# [What the exercise asks]
Only a number is wanted here, namely how many lines of the data contain the string "used".

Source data
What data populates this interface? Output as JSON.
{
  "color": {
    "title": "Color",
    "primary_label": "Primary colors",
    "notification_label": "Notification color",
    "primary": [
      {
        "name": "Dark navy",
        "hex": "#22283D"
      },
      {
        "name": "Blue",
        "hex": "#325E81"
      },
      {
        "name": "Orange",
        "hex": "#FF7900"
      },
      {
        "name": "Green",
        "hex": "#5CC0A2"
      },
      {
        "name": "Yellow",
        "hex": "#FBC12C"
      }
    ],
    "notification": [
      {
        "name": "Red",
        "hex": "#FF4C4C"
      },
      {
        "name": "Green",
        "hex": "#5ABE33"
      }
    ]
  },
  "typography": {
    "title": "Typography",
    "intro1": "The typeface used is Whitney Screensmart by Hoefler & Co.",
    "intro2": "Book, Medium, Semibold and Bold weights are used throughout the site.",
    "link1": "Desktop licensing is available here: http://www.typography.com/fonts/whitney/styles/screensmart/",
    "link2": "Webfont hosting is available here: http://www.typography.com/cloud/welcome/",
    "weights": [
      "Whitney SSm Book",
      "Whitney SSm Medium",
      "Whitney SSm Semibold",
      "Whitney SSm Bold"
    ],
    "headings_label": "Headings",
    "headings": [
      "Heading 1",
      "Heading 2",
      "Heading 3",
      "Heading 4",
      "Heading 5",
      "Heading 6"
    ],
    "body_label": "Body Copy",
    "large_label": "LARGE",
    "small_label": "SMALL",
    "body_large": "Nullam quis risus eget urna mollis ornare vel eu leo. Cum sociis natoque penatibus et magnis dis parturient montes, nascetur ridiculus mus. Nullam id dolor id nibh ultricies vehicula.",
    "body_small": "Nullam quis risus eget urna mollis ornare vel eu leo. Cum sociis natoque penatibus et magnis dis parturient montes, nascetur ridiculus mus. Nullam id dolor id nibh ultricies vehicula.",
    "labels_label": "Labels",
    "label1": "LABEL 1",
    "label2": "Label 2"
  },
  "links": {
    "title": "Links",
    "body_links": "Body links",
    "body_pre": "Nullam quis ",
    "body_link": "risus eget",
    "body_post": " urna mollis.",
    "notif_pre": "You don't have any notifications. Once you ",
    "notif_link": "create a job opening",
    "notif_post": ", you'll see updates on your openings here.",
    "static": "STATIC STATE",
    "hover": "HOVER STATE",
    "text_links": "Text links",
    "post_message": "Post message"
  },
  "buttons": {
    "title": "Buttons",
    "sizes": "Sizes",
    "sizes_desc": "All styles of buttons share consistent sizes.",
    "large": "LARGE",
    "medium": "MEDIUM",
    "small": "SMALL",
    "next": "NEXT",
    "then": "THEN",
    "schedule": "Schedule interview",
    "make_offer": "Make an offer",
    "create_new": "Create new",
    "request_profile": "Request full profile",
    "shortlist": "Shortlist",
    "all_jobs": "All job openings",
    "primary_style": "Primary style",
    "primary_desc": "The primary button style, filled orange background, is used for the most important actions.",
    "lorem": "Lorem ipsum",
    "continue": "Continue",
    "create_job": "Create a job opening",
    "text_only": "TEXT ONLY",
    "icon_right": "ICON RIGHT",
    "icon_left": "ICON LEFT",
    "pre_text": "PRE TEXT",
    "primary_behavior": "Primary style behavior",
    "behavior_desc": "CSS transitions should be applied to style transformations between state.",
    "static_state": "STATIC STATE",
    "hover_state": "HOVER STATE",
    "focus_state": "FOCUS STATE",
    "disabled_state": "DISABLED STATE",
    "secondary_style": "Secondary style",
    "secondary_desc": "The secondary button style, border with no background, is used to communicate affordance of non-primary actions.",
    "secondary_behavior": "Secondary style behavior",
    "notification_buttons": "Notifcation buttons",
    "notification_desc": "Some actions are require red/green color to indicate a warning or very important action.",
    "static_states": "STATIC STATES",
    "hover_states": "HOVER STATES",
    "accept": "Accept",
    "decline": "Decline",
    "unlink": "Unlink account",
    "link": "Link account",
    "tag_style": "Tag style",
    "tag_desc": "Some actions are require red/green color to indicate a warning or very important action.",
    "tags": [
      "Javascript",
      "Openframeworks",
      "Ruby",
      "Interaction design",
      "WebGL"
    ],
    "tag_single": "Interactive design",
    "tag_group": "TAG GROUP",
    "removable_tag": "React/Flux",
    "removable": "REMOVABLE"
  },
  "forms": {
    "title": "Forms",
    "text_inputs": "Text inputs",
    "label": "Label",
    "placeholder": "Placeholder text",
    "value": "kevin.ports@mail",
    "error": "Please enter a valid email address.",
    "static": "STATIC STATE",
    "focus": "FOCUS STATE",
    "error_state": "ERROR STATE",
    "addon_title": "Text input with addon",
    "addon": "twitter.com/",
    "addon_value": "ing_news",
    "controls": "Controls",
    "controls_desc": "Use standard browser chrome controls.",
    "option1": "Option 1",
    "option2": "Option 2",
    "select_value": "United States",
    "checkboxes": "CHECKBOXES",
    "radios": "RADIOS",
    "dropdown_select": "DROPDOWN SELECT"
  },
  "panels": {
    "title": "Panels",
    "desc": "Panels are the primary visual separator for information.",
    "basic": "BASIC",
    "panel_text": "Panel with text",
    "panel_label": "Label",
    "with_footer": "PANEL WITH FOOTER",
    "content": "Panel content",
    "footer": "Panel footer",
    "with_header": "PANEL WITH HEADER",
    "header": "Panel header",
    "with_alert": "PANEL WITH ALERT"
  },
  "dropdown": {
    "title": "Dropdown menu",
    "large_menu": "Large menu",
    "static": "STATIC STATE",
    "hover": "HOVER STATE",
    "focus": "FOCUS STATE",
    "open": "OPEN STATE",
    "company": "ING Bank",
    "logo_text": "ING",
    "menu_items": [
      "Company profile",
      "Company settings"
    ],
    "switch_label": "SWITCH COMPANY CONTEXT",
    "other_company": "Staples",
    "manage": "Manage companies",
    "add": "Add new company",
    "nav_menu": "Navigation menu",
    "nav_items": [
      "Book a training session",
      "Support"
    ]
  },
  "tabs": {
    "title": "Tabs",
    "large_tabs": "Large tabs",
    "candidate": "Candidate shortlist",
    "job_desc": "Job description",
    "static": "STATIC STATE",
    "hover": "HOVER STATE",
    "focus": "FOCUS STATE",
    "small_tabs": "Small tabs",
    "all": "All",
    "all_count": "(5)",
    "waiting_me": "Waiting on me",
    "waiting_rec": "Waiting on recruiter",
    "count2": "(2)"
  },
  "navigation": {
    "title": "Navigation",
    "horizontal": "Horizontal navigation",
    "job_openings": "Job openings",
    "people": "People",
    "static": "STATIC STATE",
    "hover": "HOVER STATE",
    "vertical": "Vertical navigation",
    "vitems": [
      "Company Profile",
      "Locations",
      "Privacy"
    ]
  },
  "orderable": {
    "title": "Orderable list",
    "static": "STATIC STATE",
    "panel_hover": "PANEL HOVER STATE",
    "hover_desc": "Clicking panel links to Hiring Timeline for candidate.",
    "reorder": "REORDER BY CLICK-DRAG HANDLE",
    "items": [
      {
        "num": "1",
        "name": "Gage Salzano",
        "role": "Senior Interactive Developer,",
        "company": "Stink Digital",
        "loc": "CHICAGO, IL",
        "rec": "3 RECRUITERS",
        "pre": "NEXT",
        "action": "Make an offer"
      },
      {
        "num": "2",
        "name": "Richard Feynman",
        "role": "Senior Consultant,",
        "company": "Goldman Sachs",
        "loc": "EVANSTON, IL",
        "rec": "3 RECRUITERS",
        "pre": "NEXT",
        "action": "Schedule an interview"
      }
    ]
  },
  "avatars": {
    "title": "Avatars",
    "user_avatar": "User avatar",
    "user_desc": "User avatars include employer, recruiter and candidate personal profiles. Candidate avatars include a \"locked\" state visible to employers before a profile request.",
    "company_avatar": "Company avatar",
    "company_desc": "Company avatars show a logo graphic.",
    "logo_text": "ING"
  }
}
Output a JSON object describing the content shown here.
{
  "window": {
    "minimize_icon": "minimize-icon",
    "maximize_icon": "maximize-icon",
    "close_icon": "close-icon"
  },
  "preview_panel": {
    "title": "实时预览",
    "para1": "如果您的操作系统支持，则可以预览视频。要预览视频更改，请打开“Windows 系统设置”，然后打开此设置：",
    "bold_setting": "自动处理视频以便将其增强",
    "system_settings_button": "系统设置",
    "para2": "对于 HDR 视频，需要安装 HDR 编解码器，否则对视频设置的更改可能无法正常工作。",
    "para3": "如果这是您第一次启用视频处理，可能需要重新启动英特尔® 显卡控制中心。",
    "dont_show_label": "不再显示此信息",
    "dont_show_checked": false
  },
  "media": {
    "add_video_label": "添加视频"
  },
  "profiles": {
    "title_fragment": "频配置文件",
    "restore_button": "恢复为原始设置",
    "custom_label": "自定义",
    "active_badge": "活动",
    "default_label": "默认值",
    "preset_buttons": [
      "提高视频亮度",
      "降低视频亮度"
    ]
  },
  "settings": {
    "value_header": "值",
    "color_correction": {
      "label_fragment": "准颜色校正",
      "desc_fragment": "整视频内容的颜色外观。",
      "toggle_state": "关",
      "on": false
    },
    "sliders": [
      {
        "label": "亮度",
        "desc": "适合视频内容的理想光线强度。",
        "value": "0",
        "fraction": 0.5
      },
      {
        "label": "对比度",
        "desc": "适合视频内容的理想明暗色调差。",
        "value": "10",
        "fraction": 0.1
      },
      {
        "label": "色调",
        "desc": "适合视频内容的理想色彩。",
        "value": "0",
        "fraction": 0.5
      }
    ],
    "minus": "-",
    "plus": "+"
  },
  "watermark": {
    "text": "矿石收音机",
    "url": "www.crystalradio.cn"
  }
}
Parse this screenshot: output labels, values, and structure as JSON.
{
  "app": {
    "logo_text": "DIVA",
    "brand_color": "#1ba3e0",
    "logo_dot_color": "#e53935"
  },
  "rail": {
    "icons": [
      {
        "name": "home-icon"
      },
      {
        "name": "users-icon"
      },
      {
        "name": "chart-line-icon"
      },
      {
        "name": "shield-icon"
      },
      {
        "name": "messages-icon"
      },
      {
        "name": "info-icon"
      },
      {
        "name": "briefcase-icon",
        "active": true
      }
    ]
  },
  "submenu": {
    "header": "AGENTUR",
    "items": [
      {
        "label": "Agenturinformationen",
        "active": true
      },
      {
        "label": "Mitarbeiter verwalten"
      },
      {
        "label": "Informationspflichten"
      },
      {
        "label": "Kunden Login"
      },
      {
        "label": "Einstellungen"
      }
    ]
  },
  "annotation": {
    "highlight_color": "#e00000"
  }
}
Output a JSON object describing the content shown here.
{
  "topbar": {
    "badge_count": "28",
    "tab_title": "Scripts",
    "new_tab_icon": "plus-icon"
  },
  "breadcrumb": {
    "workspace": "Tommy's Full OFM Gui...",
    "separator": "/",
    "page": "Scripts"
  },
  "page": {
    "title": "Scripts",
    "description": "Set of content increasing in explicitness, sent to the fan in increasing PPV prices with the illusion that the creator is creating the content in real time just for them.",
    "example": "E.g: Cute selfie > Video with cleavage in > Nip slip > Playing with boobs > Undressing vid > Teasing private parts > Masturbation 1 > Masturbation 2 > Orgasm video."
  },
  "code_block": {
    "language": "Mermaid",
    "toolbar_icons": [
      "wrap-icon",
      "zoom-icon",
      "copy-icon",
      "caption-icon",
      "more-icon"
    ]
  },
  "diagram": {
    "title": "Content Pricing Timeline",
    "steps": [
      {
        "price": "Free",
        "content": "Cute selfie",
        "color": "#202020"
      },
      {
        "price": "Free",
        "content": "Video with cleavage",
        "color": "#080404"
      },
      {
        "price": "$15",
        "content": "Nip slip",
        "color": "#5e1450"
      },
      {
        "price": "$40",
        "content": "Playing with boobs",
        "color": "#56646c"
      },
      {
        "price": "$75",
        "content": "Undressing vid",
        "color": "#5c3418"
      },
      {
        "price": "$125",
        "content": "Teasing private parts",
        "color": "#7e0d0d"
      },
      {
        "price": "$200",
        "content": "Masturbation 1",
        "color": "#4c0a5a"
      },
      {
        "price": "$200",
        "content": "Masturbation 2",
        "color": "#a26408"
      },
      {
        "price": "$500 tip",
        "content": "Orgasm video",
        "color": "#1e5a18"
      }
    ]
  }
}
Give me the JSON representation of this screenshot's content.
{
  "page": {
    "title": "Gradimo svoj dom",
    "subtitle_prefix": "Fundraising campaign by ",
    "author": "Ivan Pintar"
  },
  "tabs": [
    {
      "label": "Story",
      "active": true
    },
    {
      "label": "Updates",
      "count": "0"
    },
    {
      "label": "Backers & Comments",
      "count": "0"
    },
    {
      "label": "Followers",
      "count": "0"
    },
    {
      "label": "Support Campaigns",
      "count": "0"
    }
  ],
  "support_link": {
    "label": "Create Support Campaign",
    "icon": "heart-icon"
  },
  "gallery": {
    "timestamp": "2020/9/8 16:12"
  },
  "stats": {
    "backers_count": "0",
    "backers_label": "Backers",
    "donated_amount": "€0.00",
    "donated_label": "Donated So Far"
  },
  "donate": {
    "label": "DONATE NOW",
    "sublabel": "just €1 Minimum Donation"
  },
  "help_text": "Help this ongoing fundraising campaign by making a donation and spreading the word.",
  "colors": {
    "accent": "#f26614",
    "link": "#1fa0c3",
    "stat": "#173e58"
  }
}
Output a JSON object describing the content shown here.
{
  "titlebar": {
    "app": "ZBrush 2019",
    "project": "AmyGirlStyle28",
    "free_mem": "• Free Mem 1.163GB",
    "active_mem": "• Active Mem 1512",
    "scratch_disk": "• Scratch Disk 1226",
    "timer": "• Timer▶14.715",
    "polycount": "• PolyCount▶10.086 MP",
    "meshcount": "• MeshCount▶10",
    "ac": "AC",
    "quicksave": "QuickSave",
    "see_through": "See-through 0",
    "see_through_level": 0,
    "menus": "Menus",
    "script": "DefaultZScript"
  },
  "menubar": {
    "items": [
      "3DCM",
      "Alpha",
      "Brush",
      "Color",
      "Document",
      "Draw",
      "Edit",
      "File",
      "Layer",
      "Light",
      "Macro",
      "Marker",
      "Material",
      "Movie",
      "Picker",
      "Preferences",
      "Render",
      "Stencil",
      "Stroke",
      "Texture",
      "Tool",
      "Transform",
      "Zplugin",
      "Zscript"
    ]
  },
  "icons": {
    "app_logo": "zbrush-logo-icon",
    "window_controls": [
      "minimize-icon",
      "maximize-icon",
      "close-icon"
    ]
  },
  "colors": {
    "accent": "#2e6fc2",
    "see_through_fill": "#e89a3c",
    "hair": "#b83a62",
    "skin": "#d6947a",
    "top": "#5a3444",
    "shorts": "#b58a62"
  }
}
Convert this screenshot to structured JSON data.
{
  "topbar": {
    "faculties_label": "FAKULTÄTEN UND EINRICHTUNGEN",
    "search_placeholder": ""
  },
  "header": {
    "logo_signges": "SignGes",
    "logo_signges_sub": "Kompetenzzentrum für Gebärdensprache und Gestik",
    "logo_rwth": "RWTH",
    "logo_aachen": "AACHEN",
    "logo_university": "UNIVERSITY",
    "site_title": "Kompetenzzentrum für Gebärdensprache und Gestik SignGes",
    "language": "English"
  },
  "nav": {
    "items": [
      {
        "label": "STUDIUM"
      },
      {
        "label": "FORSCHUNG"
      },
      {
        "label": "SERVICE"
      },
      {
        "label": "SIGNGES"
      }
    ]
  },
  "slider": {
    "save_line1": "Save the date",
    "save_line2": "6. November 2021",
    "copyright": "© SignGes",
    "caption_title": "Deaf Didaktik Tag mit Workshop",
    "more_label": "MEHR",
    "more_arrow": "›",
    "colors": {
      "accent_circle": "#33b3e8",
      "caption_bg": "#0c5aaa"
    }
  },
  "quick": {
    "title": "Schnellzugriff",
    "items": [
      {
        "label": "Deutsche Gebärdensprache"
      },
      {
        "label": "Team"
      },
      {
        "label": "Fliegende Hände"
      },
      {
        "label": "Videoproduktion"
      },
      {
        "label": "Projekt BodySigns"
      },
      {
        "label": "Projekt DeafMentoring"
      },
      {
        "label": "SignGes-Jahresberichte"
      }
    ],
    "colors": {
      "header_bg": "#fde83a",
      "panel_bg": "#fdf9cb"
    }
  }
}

# [Reply]
4